══ SUPPLIED ENTRIES
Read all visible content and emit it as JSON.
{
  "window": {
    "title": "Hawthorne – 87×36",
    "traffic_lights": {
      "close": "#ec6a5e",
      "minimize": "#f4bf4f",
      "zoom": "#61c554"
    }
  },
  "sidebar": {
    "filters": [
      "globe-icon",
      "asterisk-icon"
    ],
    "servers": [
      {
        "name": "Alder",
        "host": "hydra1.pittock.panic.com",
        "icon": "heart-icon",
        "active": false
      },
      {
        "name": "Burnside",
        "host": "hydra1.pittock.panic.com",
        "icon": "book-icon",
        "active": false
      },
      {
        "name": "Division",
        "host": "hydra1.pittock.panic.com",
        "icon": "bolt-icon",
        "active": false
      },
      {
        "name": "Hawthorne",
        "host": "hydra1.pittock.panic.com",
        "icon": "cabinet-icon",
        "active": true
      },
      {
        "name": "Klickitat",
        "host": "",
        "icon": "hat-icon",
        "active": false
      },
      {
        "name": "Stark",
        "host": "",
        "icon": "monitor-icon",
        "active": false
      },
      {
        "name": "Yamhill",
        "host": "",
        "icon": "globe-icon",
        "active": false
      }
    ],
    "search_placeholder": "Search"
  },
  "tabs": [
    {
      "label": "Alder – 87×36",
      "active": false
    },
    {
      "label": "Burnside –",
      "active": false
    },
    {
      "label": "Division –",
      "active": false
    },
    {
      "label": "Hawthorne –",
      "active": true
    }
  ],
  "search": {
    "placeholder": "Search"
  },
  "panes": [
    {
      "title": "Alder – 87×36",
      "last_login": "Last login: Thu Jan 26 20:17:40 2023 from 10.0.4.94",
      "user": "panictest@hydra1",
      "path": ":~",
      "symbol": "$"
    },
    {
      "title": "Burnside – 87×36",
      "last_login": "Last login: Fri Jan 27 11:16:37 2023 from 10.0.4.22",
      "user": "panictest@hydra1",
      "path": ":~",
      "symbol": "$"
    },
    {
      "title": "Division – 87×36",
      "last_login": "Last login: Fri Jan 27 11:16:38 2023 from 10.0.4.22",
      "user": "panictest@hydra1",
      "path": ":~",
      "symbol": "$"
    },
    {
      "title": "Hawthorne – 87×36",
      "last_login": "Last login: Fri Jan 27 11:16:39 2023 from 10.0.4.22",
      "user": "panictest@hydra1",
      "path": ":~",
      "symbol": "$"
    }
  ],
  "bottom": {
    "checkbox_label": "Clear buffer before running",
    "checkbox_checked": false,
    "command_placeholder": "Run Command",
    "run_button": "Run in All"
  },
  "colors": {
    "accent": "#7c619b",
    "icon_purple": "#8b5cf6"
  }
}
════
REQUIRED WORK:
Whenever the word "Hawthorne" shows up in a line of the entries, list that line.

FINISHED TASK:
    "title": "Hawthorne – 87×36",
        "name": "Hawthorne",
      "label": "Hawthorne –",
      "title": "Hawthorne – 87×36",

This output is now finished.